« Reply #7 on: 15.10. 2020 19:35 »
swarfy 6 bolt flywheels go on easier than that thank goodness.
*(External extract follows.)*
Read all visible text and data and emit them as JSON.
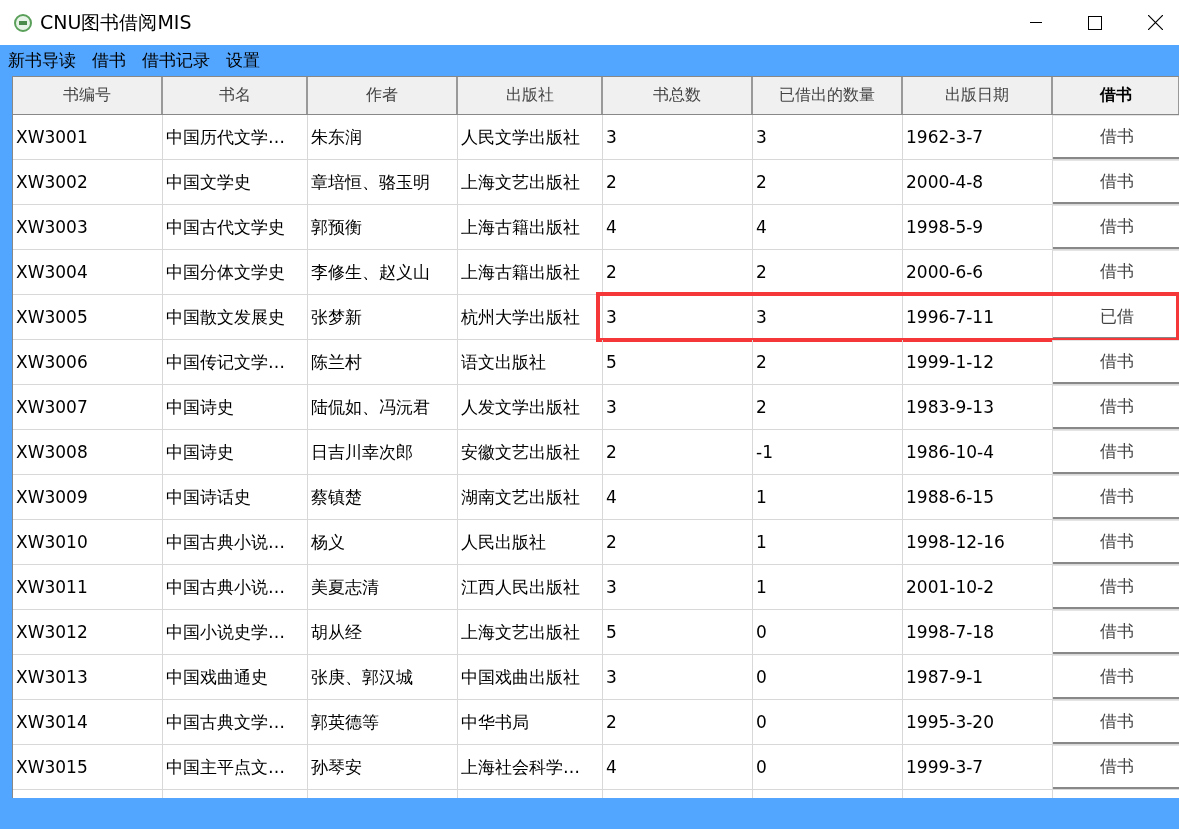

I have used the original bolts and nuts with loctite, I did a test with a couple to see how hard it would be to undo them. one with ex NCB stores Loctite 30 years old, the other with 5 year old modern stuff, same stuff stud and bearing fit. the 5 year old came apart with force on the spanner the 30 year old wouldn't budge until heated up. so you know which one I used. good old store job is still coming in handy 30 years later. the things I borrowed are now my stores ;) ps personally I wouldn't put any setscrews in the flywheel , plain high tensile bolts for me